Copy every line of the records below that holds the word "people".
-------- Given records --------
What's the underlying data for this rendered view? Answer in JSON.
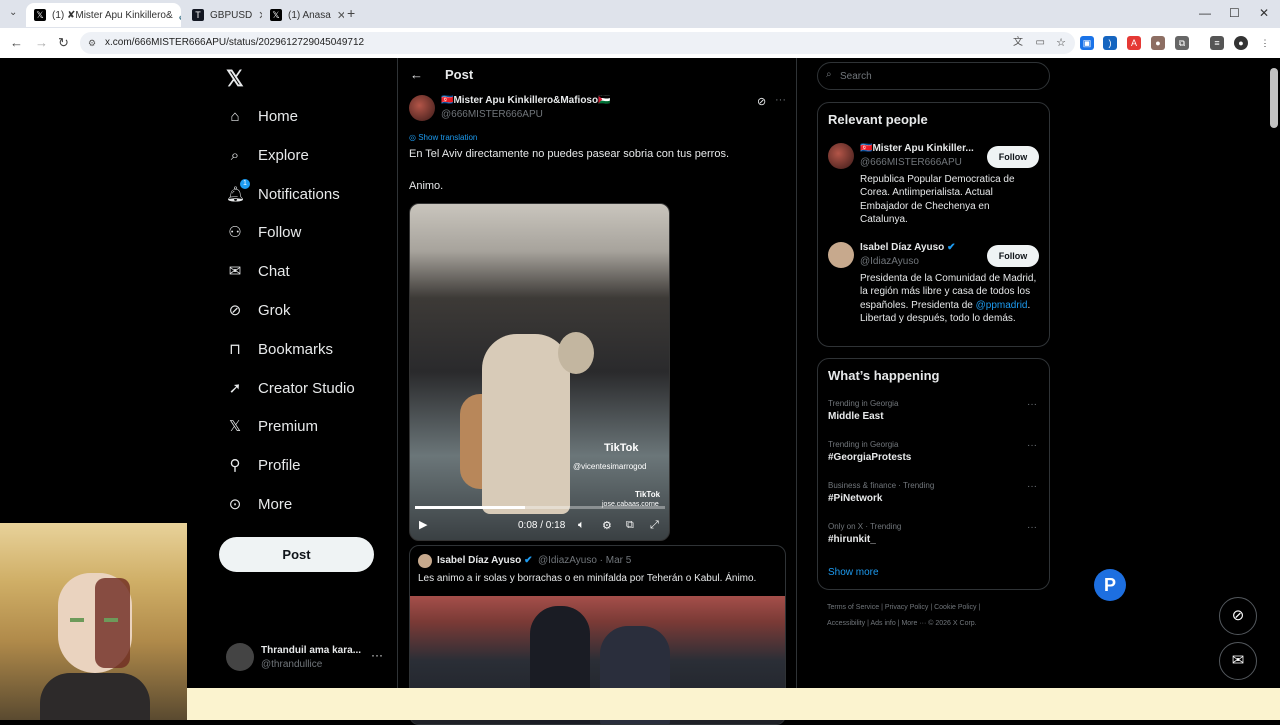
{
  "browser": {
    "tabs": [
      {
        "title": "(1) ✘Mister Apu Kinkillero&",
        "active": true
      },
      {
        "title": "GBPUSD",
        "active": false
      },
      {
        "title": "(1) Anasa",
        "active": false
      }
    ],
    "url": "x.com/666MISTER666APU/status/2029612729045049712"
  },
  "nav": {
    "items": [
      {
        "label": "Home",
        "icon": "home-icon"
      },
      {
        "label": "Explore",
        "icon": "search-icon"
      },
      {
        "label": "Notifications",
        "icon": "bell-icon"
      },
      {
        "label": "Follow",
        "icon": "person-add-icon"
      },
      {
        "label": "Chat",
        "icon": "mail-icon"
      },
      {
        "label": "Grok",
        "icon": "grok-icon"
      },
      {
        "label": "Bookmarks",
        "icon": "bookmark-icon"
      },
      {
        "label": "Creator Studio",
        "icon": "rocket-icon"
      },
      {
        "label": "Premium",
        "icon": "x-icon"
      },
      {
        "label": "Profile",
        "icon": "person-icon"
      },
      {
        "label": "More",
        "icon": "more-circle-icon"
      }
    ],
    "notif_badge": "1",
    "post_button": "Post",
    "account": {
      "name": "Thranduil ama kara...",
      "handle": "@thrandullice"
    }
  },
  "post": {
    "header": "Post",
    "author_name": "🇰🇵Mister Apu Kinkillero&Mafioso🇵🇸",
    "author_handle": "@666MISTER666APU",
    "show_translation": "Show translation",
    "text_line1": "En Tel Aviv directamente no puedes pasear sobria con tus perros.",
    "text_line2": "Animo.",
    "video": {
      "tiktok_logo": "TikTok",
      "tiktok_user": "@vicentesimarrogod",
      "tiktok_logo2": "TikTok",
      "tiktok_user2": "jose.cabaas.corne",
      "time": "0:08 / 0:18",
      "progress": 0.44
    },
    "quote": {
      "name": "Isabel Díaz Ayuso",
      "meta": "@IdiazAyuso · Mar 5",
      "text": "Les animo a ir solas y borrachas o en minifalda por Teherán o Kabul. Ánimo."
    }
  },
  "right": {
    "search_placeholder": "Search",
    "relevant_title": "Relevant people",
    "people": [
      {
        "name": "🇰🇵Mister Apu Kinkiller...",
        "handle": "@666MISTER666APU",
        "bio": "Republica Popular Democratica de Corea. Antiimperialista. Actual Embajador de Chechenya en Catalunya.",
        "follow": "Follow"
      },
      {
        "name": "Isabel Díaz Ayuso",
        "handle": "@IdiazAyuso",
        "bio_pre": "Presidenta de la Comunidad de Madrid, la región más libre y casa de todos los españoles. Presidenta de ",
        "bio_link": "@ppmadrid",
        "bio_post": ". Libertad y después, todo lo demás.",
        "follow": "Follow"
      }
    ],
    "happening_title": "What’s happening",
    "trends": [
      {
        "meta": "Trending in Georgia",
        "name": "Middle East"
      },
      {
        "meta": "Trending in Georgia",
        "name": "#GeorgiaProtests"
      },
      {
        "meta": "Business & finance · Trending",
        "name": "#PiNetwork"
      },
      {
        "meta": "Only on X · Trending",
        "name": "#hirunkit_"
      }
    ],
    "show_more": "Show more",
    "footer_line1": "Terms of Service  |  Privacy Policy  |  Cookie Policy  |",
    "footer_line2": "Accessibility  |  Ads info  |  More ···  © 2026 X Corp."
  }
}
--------
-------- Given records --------
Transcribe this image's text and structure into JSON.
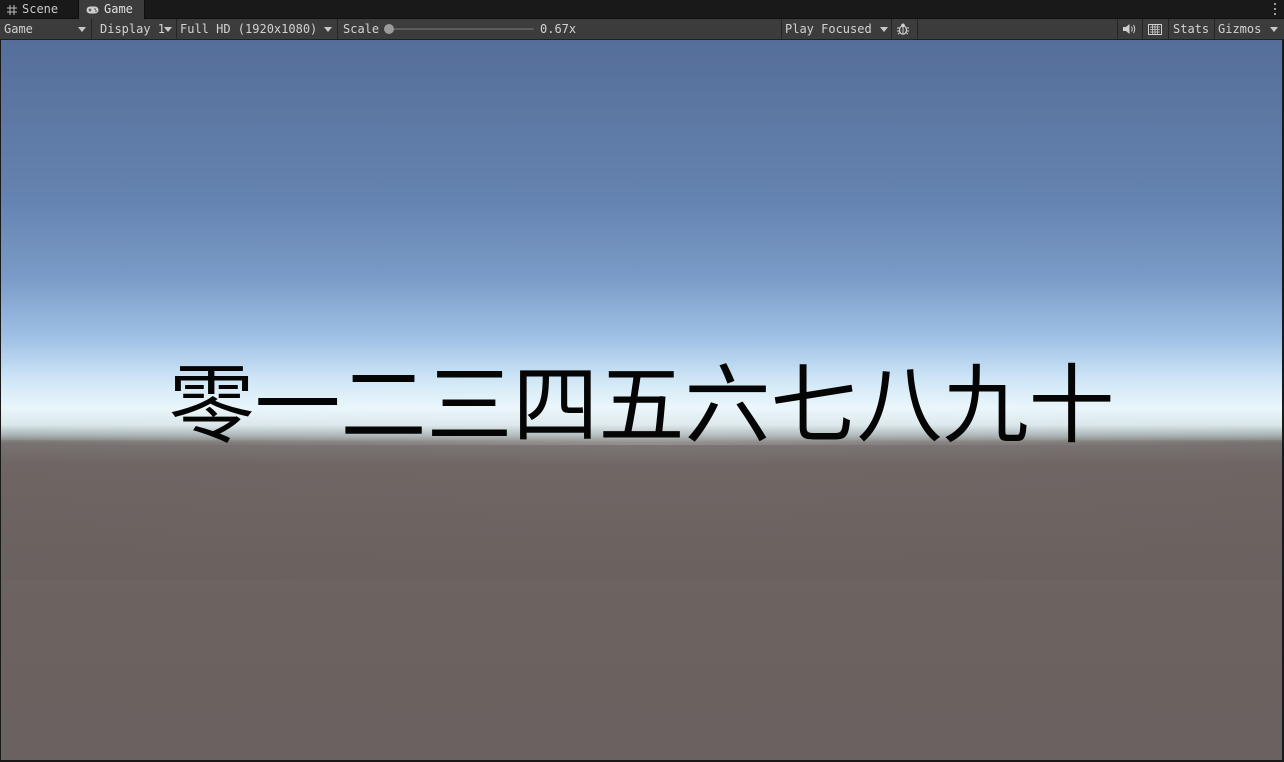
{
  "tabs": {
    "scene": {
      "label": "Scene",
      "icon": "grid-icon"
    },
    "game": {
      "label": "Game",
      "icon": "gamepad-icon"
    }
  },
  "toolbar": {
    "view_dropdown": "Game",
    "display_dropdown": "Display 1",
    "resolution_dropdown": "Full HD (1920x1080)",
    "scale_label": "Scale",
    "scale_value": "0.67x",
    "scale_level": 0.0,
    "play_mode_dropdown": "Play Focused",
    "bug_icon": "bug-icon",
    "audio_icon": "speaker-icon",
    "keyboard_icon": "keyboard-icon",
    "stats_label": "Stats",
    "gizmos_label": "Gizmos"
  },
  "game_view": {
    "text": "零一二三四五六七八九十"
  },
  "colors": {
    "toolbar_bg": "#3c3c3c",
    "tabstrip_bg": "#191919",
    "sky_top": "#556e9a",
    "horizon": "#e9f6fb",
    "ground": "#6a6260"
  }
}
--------
• **Answer to this task**
    "relevant_title": "Relevant people",
    "people": [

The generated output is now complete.